- Opening Delimiter -
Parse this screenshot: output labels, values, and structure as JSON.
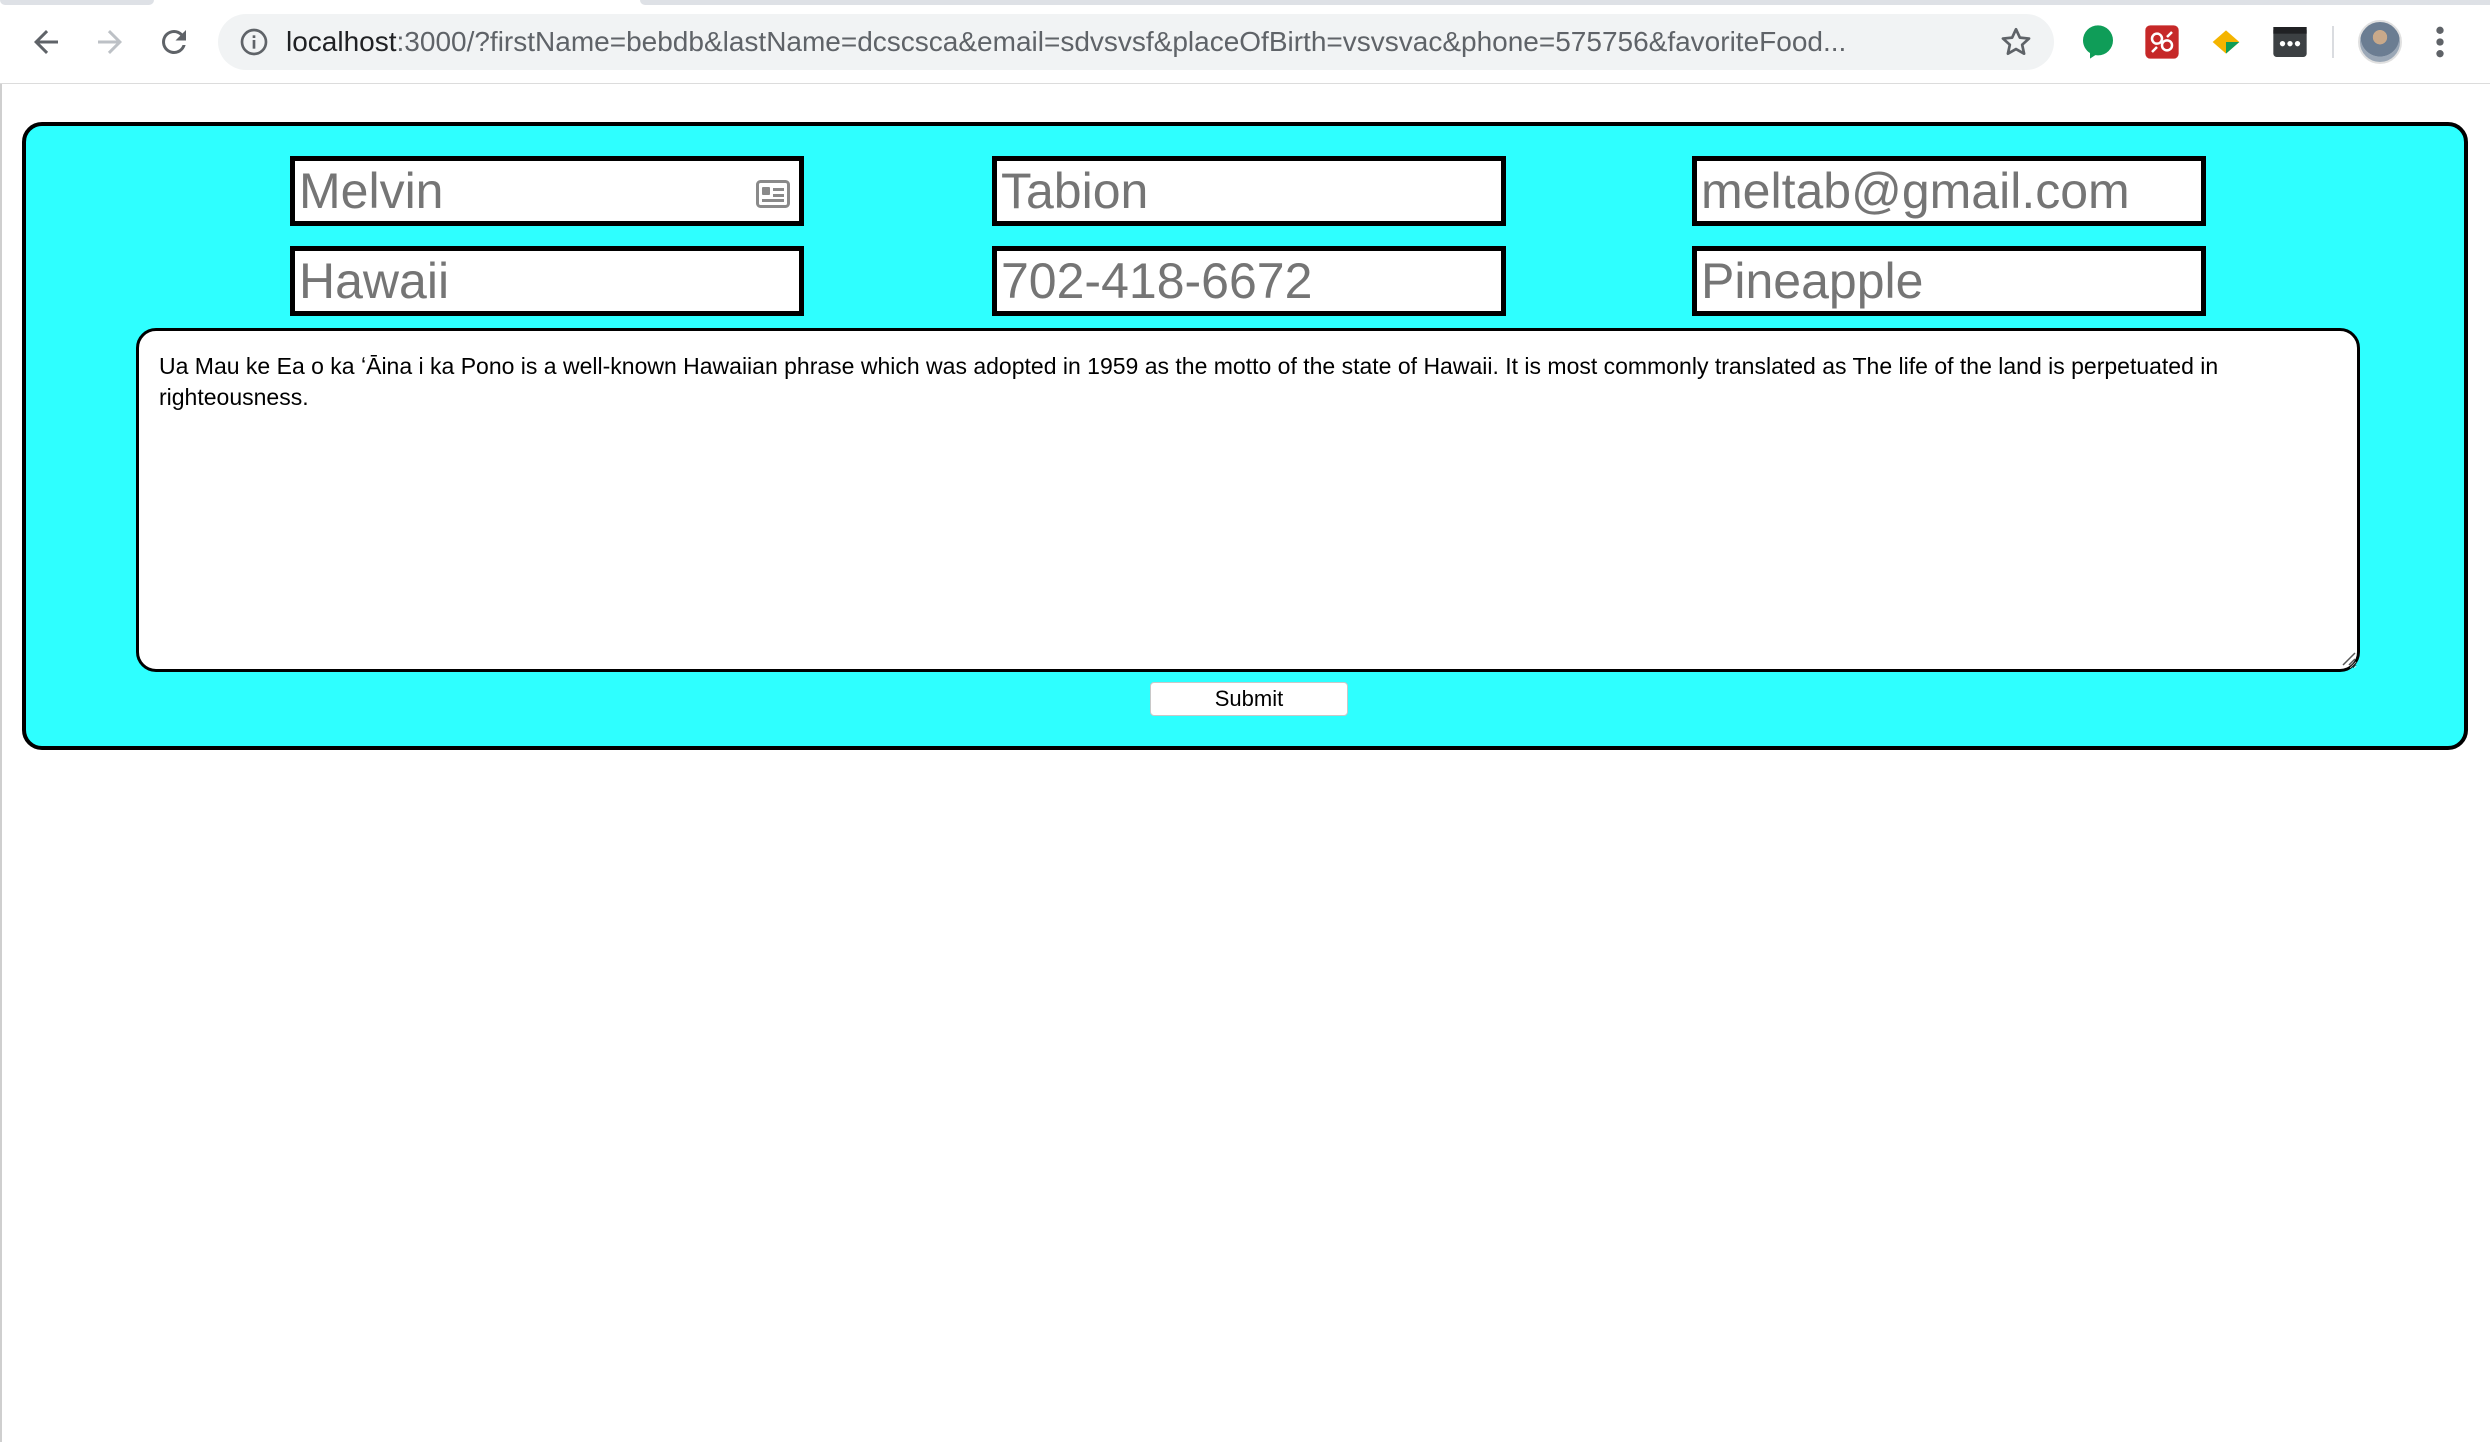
{
  "browser": {
    "url_host": "localhost",
    "url_rest": ":3000/?firstName=bebdb&lastName=dcscsca&email=sdvsvsf&placeOfBirth=vsvsvac&phone=575756&favoriteFood...",
    "icons": {
      "back": "back-arrow-icon",
      "forward": "forward-arrow-icon",
      "reload": "reload-icon",
      "site_info": "info-icon",
      "bookmark": "star-icon",
      "menu": "kebab-menu-icon"
    },
    "extensions": [
      "green-chat-icon",
      "red-bug-icon",
      "yellow-diamond-icon",
      "password-dots-icon"
    ]
  },
  "form": {
    "panel_color": "#2effff",
    "fields": {
      "first_name": {
        "placeholder": "Melvin"
      },
      "last_name": {
        "placeholder": "Tabion"
      },
      "email": {
        "placeholder": "meltab@gmail.com"
      },
      "place_of_birth": {
        "placeholder": "Hawaii"
      },
      "phone": {
        "placeholder": "702-418-6672"
      },
      "favorite_food": {
        "placeholder": "Pineapple"
      }
    },
    "message": "Ua Mau ke Ea o ka ʻĀina i ka Pono is a well-known Hawaiian phrase which was adopted in 1959 as the motto of the state of Hawaii. It is most commonly translated as The life of the land is perpetuated in righteousness.",
    "submit_label": "Submit"
  }
}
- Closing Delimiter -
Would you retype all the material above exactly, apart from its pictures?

Parse this screenshot: output labels, values, and structure as JSON.
{
  "browser": {
    "url_host": "localhost",
    "url_rest": ":3000/?firstName=bebdb&lastName=dcscsca&email=sdvsvsf&placeOfBirth=vsvsvac&phone=575756&favoriteFood...",
    "icons": {
      "back": "back-arrow-icon",
      "forward": "forward-arrow-icon",
      "reload": "reload-icon",
      "site_info": "info-icon",
      "bookmark": "star-icon",
      "menu": "kebab-menu-icon"
    },
    "extensions": [
      "green-chat-icon",
      "red-bug-icon",
      "yellow-diamond-icon",
      "password-dots-icon"
    ]
  },
  "form": {
    "panel_color": "#2effff",
    "fields": {
      "first_name": {
        "placeholder": "Melvin"
      },
      "last_name": {
        "placeholder": "Tabion"
      },
      "email": {
        "placeholder": "meltab@gmail.com"
      },
      "place_of_birth": {
        "placeholder": "Hawaii"
      },
      "phone": {
        "placeholder": "702-418-6672"
      },
      "favorite_food": {
        "placeholder": "Pineapple"
      }
    },
    "message": "Ua Mau ke Ea o ka ʻĀina i ka Pono is a well-known Hawaiian phrase which was adopted in 1959 as the motto of the state of Hawaii. It is most commonly translated as The life of the land is perpetuated in righteousness.",
    "submit_label": "Submit"
  }
}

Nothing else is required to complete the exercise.